Each entry below should be printed exactly, with every image left out.

**DATA EXTRACT:**
□ □ □

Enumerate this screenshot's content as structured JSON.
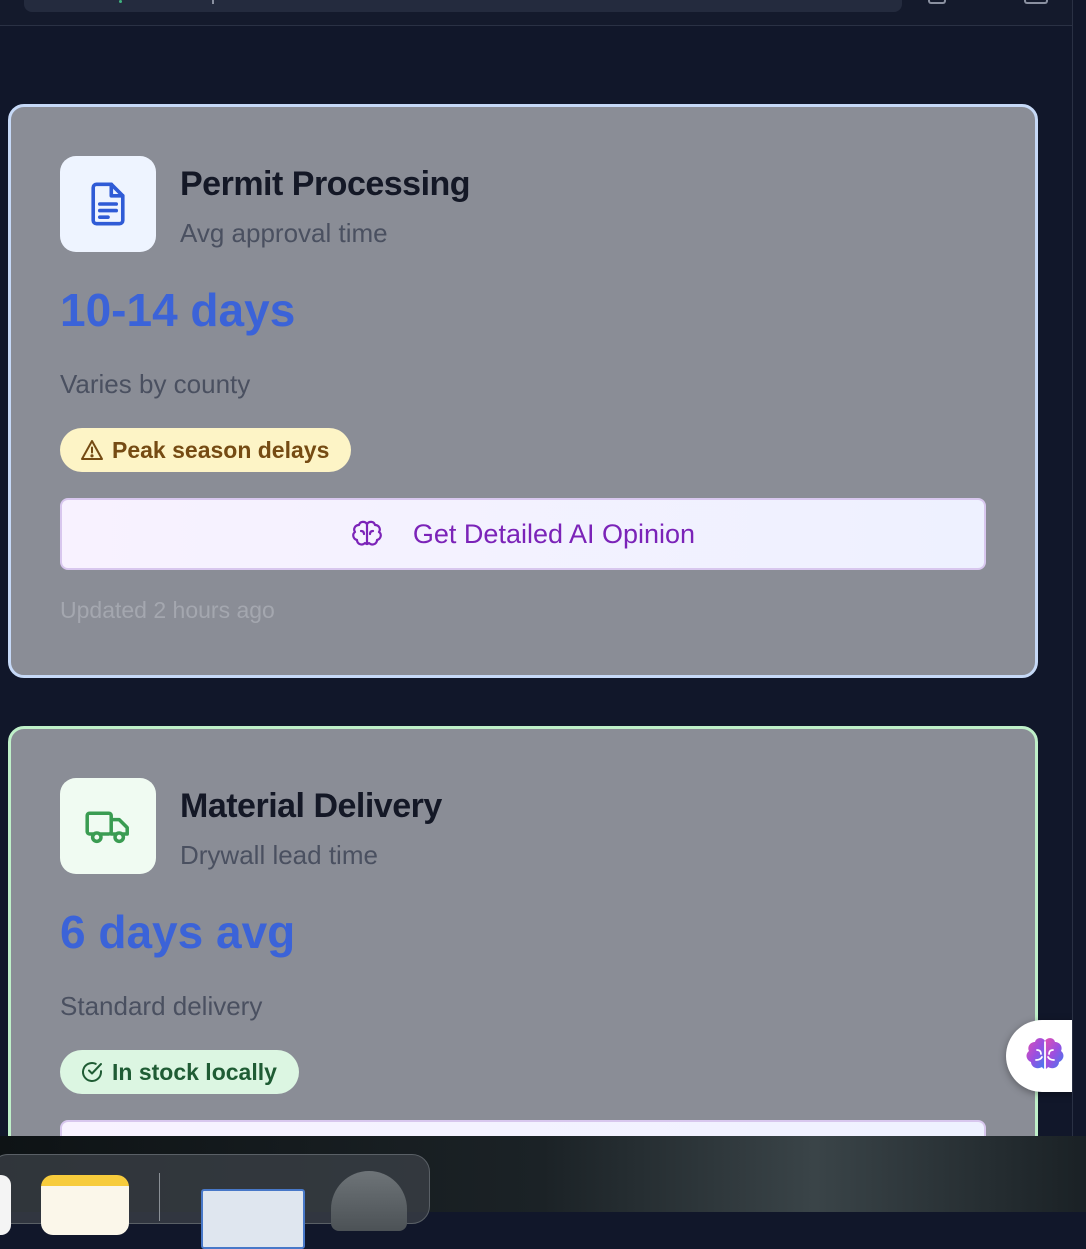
{
  "cards": [
    {
      "title": "Permit Processing",
      "subtitle": "Avg approval time",
      "metric": "10-14 days",
      "note": "Varies by county",
      "badge": "Peak season delays",
      "badge_icon": "warning-triangle-icon",
      "button_label": "Get Detailed AI Opinion",
      "updated": "Updated 2 hours ago",
      "icon": "document-icon",
      "accent": "#3b63d8"
    },
    {
      "title": "Material Delivery",
      "subtitle": "Drywall lead time",
      "metric": "6 days avg",
      "note": "Standard delivery",
      "badge": "In stock locally",
      "badge_icon": "check-circle-icon",
      "icon": "truck-icon",
      "accent": "#3b63d8"
    }
  ],
  "floating_button": {
    "icon": "brain-icon"
  },
  "colors": {
    "metric": "#3b63d8",
    "ai_button_text": "#7b23b8",
    "warn_badge_bg": "#fdf4c6",
    "ok_badge_bg": "#dcf6e2"
  }
}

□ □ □

**TASK OUTPUT:**
Enumerate this screenshot's content as structured JSON.
{
  "cards": [
    {
      "title": "Permit Processing",
      "subtitle": "Avg approval time",
      "metric": "10-14 days",
      "note": "Varies by county",
      "badge": "Peak season delays",
      "badge_icon": "warning-triangle-icon",
      "button_label": "Get Detailed AI Opinion",
      "updated": "Updated 2 hours ago",
      "icon": "document-icon",
      "accent": "#3b63d8"
    },
    {
      "title": "Material Delivery",
      "subtitle": "Drywall lead time",
      "metric": "6 days avg",
      "note": "Standard delivery",
      "badge": "In stock locally",
      "badge_icon": "check-circle-icon",
      "icon": "truck-icon",
      "accent": "#3b63d8"
    }
  ],
  "floating_button": {
    "icon": "brain-icon"
  },
  "colors": {
    "metric": "#3b63d8",
    "ai_button_text": "#7b23b8",
    "warn_badge_bg": "#fdf4c6",
    "ok_badge_bg": "#dcf6e2"
  }
}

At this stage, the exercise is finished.